For example, Dr. Costa argues that experts who study different brain disorders should work together and recognize that shared mechanisms often exist among these seemingly disparate illnesses.
“Parkinson’s is considered a movement disorder, but one of the disease’s most common symptoms is depression,” said Dr. Costa. “We need to investigate the relationship between Parkinson’s and depression — as well as other syndromes — to see if we can find common underlying mechanisms that act on different brain circuits to produce different symptoms. This will prove critical to moving the needle toward more effective therapies that don’t just treat these devastating symptoms, but the underlying causes.”
Dr. Costa believes that collaborations like these, as well as an investment in diversity — of people, ideas and scientific expertise — is a key driver of scientific progress and transformative discoveries. These principles guide Dr. Costa’s research as well as the Zuckerman Institute as a whole.
Dr. Costa is one of four Columbia scientists elected to the National Academy of Medicine this year. Peter Bearman, the Jonathan R. Cole Professor of Social Sciences, Charles Branas, PhD, Chair and Anna Cheskis and Murray Gelman Professor of Epidemiology and Anil Rustgi, MD, Irving Professor of Medicine, will also be inducted into the newest class of Academy members.

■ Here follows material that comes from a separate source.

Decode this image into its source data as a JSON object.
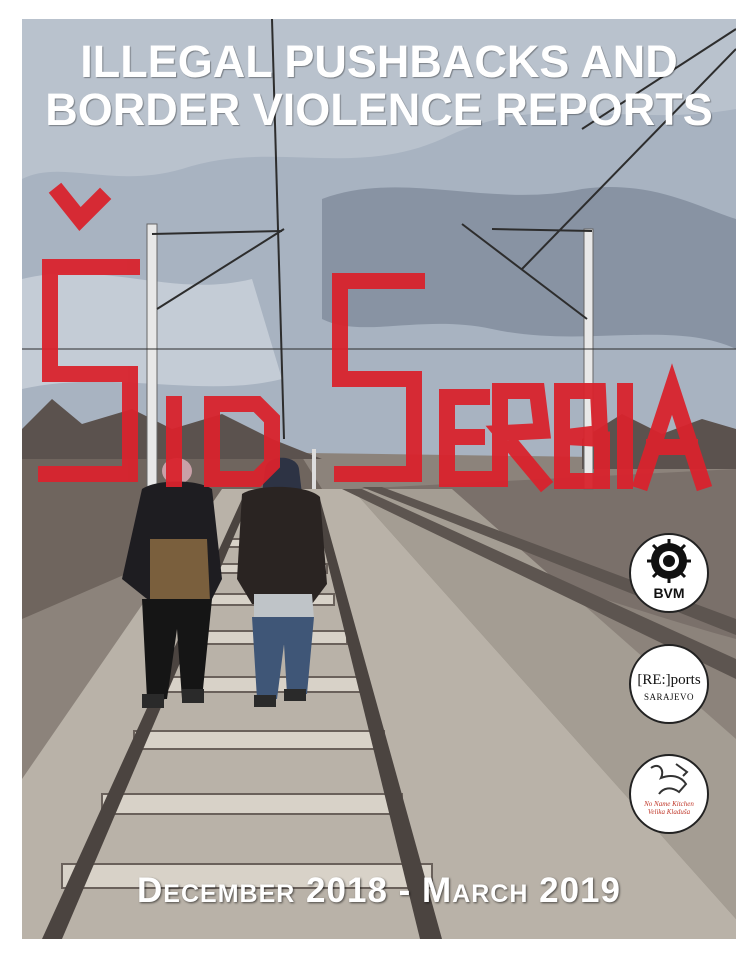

“These newly elected members represent the most exceptional scholars and leaders whose remarkable work has advanced science, medicine and health in the US and around the globe,” said National Academy of Medicine President Victor J. Dzau. “Their expertise will be vital to addressing today’s most pressing health and scientific challenges and informing the future of health and medicine for the benefit of us all. I am honored to welcome these esteemed individuals to the National Academy of Medicine.”
Founded in 1970 as the Institute of Medicine (IOM), the National Academy of Medicine is one of three academies that make up the National Academies of Sciences, Engineering, and Medicine (the National Academies) in the United States. The National Academies’ mission is to improve health for all by advancing science, accelerating health equity and providing independent, authoritative and trusted advice nationally and globally.
Throughout his career, Dr. Costa has long been recognized as a leader in neuroscience. He was an International Early Career Scientist at the Howard Hughes Medical Institute from 2012-2017. In 2017, he was awarded the Ariëns Kappers Award from the Royal Netherlands Academy of Arts and Sciences. In 2014, Dr. Costa was knighted Commander of the Order of Sant'Iago da Espada by the President of Portugal. In 2014, he also received the Young Investigator Award from the Fondation Louis-Jeantet and in 2012 from the Society for Neuroscience. Prior to joining Columbia’s Zuckerman Institute in 2016, Dr. Costa served as Director of Research at the Champalimaud Centre for the Unknown in Lisbon, Portugal.